2. Capturing

The other option is the capture. With treats for your dog in your hands, you can stand in front of your dog. Wait for him to settle down. When she is sitting, you can say “yes” or “good dog” and then give her the reward. After that, move back towards the other side. This will motivate her to stand, and then wait for her to sit down again. After she has settled, give her another reward. Repeat this several times. After a few times of practice, when you’ve said “sit,” she’ll sit. The technique of capturing works best with energetic or lively puppies and dogs.

Repeat the Process With Cue Word

Repeat the steps as above until your dog is able to sit when she spots the treat in front of her nose. After that, you can add your cue word. As you hold treats in the same position the same way, you can clearly pronounce your dog’s name, followed by the phrase “sit.” As an example, “Buddy, sit.” It’s a matter of practice, so it’s best to repeat the process repeatedly. Every time you say”sit,” repeat the phrase “sit,” and gradually phase out the hand motion. The trick is to keep making use of the reward but then start gradually removing the hand motion.

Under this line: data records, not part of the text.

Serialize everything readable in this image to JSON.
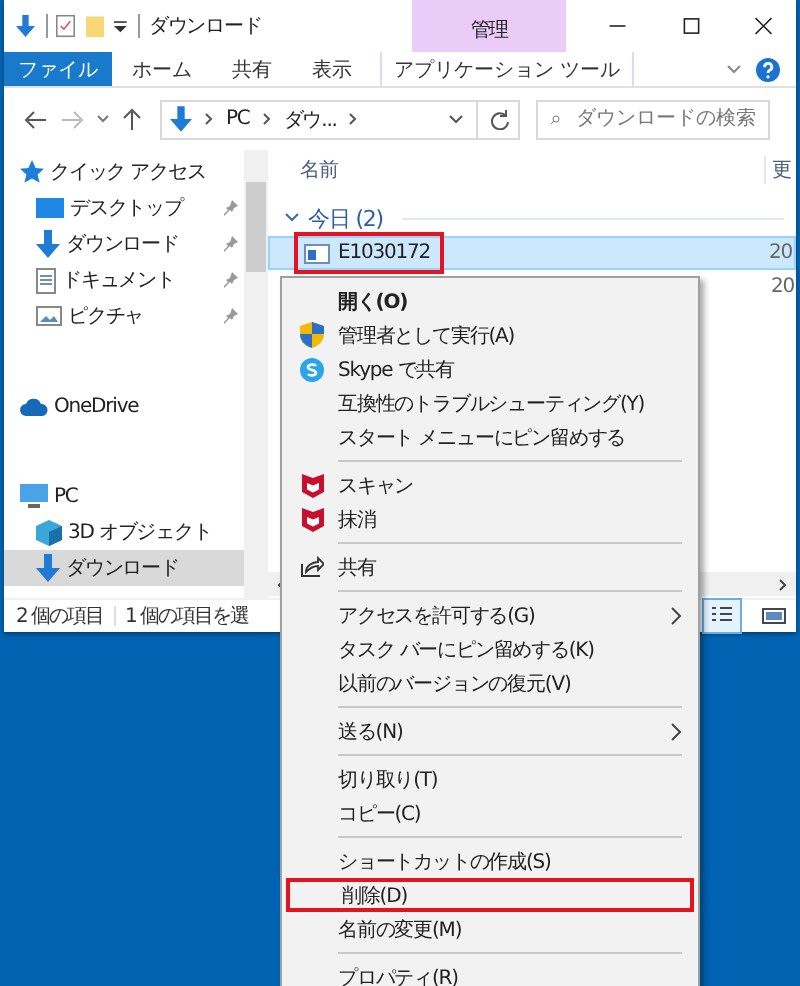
{
  "window": {
    "title": "ダウンロード",
    "context_tab": "管理"
  },
  "ribbon_tabs": [
    {
      "label": "ファイル",
      "kind": "file",
      "selected": false
    },
    {
      "label": "ホーム",
      "kind": "tab",
      "selected": false
    },
    {
      "label": "共有",
      "kind": "tab",
      "selected": false
    },
    {
      "label": "表示",
      "kind": "tab",
      "selected": false
    },
    {
      "label": "アプリケーション ツール",
      "kind": "context",
      "selected": false
    }
  ],
  "address": {
    "segments": [
      "PC",
      "ダウ..."
    ]
  },
  "search": {
    "placeholder": "ダウンロードの検索"
  },
  "nav_pane": [
    {
      "label": "クイック アクセス",
      "kind": "quick",
      "pinned": false,
      "selected": false,
      "children": [
        {
          "label": "デスクトップ",
          "kind": "desktop",
          "pinned": true,
          "selected": false
        },
        {
          "label": "ダウンロード",
          "kind": "download",
          "pinned": true,
          "selected": false
        },
        {
          "label": "ドキュメント",
          "kind": "document",
          "pinned": true,
          "selected": false
        },
        {
          "label": "ピクチャ",
          "kind": "picture",
          "pinned": true,
          "selected": false
        }
      ]
    },
    {
      "label": "OneDrive",
      "kind": "cloud",
      "pinned": false,
      "selected": false
    },
    {
      "label": "PC",
      "kind": "pc",
      "pinned": false,
      "selected": false,
      "children": [
        {
          "label": "3D オブジェクト",
          "kind": "cube",
          "pinned": false,
          "selected": false
        },
        {
          "label": "ダウンロード",
          "kind": "download",
          "pinned": false,
          "selected": true
        }
      ]
    }
  ],
  "columns": [
    "名前",
    "更"
  ],
  "groups": [
    {
      "label": "今日 (2)",
      "expanded": true,
      "rows": [
        {
          "name": "E1030172",
          "date": "20",
          "selected": true,
          "highlighted": true
        },
        {
          "date": "20",
          "selected": false
        }
      ]
    }
  ],
  "status_bar": [
    "2 個の項目",
    "1 個の項目を選"
  ],
  "context_menu": [
    {
      "kind": "plain",
      "label": "開く(O)",
      "bold": true,
      "submenu": false,
      "highlighted": false
    },
    {
      "kind": "shield",
      "label": "管理者として実行(A)",
      "bold": false,
      "submenu": false,
      "highlighted": false
    },
    {
      "kind": "skype",
      "label": "Skype で共有",
      "bold": false,
      "submenu": false,
      "highlighted": false
    },
    {
      "kind": "plain",
      "label": "互換性のトラブルシューティング(Y)",
      "bold": false,
      "submenu": false,
      "highlighted": false
    },
    {
      "kind": "plain",
      "label": "スタート メニューにピン留めする",
      "bold": false,
      "submenu": false,
      "highlighted": false
    },
    {
      "kind": "separator"
    },
    {
      "kind": "antivirus",
      "label": "スキャン",
      "bold": false,
      "submenu": false,
      "highlighted": false
    },
    {
      "kind": "antivirus",
      "label": "抹消",
      "bold": false,
      "submenu": false,
      "highlighted": false
    },
    {
      "kind": "separator"
    },
    {
      "kind": "share",
      "label": "共有",
      "bold": false,
      "submenu": false,
      "highlighted": false
    },
    {
      "kind": "separator"
    },
    {
      "kind": "plain",
      "label": "アクセスを許可する(G)",
      "bold": false,
      "submenu": true,
      "highlighted": false
    },
    {
      "kind": "plain",
      "label": "タスク バーにピン留めする(K)",
      "bold": false,
      "submenu": false,
      "highlighted": false
    },
    {
      "kind": "plain",
      "label": "以前のバージョンの復元(V)",
      "bold": false,
      "submenu": false,
      "highlighted": false
    },
    {
      "kind": "separator"
    },
    {
      "kind": "plain",
      "label": "送る(N)",
      "bold": false,
      "submenu": true,
      "highlighted": false
    },
    {
      "kind": "separator"
    },
    {
      "kind": "plain",
      "label": "切り取り(T)",
      "bold": false,
      "submenu": false,
      "highlighted": false
    },
    {
      "kind": "plain",
      "label": "コピー(C)",
      "bold": false,
      "submenu": false,
      "highlighted": false
    },
    {
      "kind": "separator"
    },
    {
      "kind": "plain",
      "label": "ショートカットの作成(S)",
      "bold": false,
      "submenu": false,
      "highlighted": false
    },
    {
      "kind": "plain",
      "label": "削除(D)",
      "bold": false,
      "submenu": false,
      "highlighted": true
    },
    {
      "kind": "plain",
      "label": "名前の変更(M)",
      "bold": false,
      "submenu": false,
      "highlighted": false
    },
    {
      "kind": "separator"
    },
    {
      "kind": "plain",
      "label": "プロパティ(R)",
      "bold": false,
      "submenu": false,
      "highlighted": false
    }
  ]
}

Practice, Practice, Practice

Again, consistent practice makes perfect. Each day, it is important to conduct brief exercises throughout your working day. Train in various locations that include both indoors and outdoors. It’s the following stage because you’re trying to create more distracting factors in your dog’s world. It is important for your dog to be seated regardless of any distractions in the vicinity. It is important to finish each training session in a positive way by feeding your dog treats. Be calm and patient.

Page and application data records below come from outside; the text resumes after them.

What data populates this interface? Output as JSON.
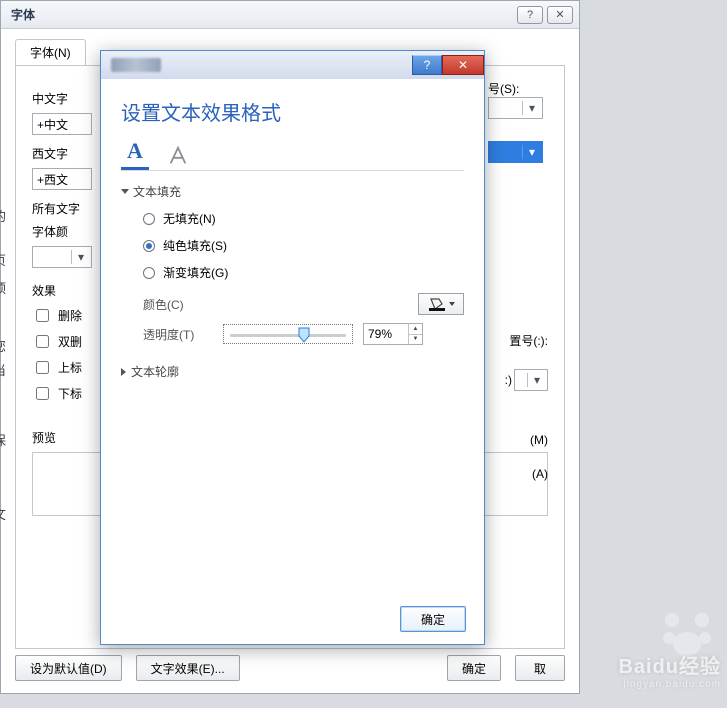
{
  "fontDialog": {
    "title": "字体",
    "helpBtn": "?",
    "closeBtn": "✕",
    "tab": "字体(N)",
    "labels": {
      "chineseFont": "中文字",
      "chineseFontValue": "+中文",
      "westernFont": "西文字",
      "westernFontValue": "+西文",
      "allText": "所有文字",
      "fontColor": "字体颜",
      "effects": "效果",
      "strike": "删除",
      "dblStrike": "双删",
      "superscript": "上标",
      "subscript": "下标",
      "preview": "预览",
      "numberStyle": "号(S):",
      "numberColon": "置号(:):",
      "rightCombo": ":)",
      "rightLetterM": "(M)",
      "rightLetterA": "(A)"
    },
    "footer": {
      "setDefault": "设为默认值(D)",
      "textEffects": "文字效果(E)...",
      "ok": "确定",
      "cancel": "取"
    }
  },
  "fxDialog": {
    "helpBtn": "?",
    "closeBtn": "✕",
    "heading": "设置文本效果格式",
    "tabs": {
      "a": "A"
    },
    "textFill": {
      "header": "文本填充",
      "noFill": "无填充(N)",
      "solidFill": "纯色填充(S)",
      "gradientFill": "渐变填充(G)",
      "color": "颜色(C)",
      "transparency": "透明度(T)",
      "transparencyValue": "79%"
    },
    "textOutline": {
      "header": "文本轮廓"
    },
    "ok": "确定"
  },
  "watermark": {
    "brand": "Baidu经验",
    "url": "jingyan.baidu.com"
  }
}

When your pet has achieved how to “sit” command and are now prepared for leash training. If you’re thinking about which age is best to begin training your puppy’s leash We suggest starting with leash training from 4 to six weeks old.

Proofing the Behavior

Do not push your dog to sit in the event that she cannot sit in her own position after a few attempts. If you force her in a position to sit it is possible that she will become confused or even upset. It’s not a good idea that dogs learn to master pressure or pressure, which includes yelling, or punishment. Additionally, dogs are not prone to respond positively to punishment. Rewarding them with negative reinforcement can cause confusion. The most effective way for dogs to develop is to encourage them as well as a quiet environment as well as dog food. Explore delicious and appealing treats such as fresh meat hot dog pieces string cheese, and liverwurst.

If you’re finding it difficult to convince your pet’s attention with these yummy food items, it’s recommended to record the manner in which they behave. Be attentive to your furry friend and take some time to observe her actions. When you observe your dog sitting on her own, give it rousing praise and give her a treat with the word “sit.” Make sure to do this each time you notice your dog sit. It is recommended to carry treats every time to ensure this is effective. If you own an electronic clicker, keep the device at all times. It’s fairly easy to observe her actions using the clicker. When your dog is able to sit and you are able to move her around with different levels of distraction and then teach her to obey the “sit” signal. This is known as”proofing” behavior. This will ensure that your pet is able to follow this order, regardless of when or where it’s given.

When walking your dog to various locations it is possible to use the retractable pet leash to provide her with more room to stroll. Retractable dog leashes also allow your dog to move according to her pace, and to explore the surroundings surrounding her. The best part is that it’s still within your control.